The firm’s AutoLoad Jr. loader has been redesigned for lower profile, faster maintenance, and lower cost. Also, the new GTC vacuum receiver for central systems is a small unit for 50 to 100 lb/hr. It has one valve instead of the usual two, and the sequence valve and dump throat come in one piece. The loader is stainless with a clear tube and tilts for cleanout.
Finally, Una-Dyn presented an upgraded Easy-Flow hopper for hard-to-feed materials such as PET and PLA. It has a vacuum takeoff with integral valving, sight glass, and ability to eject plastic agglomerates.
As reported in May, Wittmann introduced its easy-cleaning, stainless Feedmax B loaders for central systems. Now, the company had added an optional clear glass section. There’s also a new Feedmax B100 series of very small units for 250 to 300 lb/hr with a clear tube and minimal inventory.

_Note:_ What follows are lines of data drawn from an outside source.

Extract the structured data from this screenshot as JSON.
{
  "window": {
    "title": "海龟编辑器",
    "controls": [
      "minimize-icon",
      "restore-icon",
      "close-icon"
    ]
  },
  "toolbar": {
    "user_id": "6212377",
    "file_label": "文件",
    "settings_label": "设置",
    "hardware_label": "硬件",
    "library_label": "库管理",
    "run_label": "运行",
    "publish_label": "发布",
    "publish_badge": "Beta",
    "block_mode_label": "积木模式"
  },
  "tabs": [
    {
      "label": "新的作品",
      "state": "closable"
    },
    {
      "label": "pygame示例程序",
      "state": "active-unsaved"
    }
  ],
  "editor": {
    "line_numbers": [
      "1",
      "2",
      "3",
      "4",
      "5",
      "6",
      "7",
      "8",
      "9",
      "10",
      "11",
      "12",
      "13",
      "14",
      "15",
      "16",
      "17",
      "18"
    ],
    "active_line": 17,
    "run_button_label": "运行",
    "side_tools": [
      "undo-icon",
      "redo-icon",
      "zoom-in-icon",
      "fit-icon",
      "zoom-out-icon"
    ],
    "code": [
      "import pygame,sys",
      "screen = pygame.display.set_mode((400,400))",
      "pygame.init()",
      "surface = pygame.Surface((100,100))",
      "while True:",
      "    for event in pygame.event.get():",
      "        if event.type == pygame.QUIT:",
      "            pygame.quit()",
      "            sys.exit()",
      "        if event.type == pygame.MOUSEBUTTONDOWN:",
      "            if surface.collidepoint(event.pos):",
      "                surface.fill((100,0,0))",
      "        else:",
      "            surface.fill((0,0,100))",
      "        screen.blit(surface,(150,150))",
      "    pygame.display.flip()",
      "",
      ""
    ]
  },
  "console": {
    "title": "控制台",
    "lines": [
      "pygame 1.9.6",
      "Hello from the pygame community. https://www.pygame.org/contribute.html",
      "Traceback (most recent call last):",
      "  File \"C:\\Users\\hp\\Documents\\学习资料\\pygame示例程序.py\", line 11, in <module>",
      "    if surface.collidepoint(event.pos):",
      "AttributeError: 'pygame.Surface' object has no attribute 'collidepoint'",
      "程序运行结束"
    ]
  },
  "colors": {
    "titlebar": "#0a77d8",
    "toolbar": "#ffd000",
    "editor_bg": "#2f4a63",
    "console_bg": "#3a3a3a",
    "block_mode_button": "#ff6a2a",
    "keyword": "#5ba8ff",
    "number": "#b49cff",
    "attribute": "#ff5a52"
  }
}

K-Tron Process Group brought out the ActiFlow “smart” hopper agitator to prevent bridging and rat-holing in gravimetric feeder hoppers without need for flexible-wall agitators, aeration pads, or mechanical agitators with secondary drives and gearboxes. It has a compact vibratory drive that bolts onto the outside of the hopper and a self-tuning control that adjusts vibrational frequency and amplitude to maintain uniform flow.
For conveying regrind, Motan offers new Metro HCG vacuum loaders, including models designed for flakes. They handle very dusty regrind with special filters, discharge aids, and big discharge flaps. The large hinged lid is free of hoses for easy cleanout.
Pelletron has come out with a lower cost, more compact, and energy-saving replacement for its P1 and P5 DeDusters. The new RC-Series CentraCone DeDuster uses the same electromagnetic principle to remove dust and angel hair from pellets, but it handles from 10 to 500 lb/hr, matching the capacity of the P5 within the 12-in. height of the smaller P1. It also uses a smaller fan, which saves energy.
To save energy in pressurized conveying, Pelletron has come out with new rotary airlocks that reduce air leakage. They have expanded tips on the rotor vanes for tighter clearance, as well as more vanes and pockets than before.
Shini USA is now offering rotary airlocks from Taiwan for bulk conveying. And as reported in May, Lorenz Conveying Products has a new InLine Angel Hair Trap.
Injection MoldingHybrid Press Has Electric ClampNew injection presses that combine servo-electric an...
Plastics processors struggling through the recession need to save energy costs where they can, they ...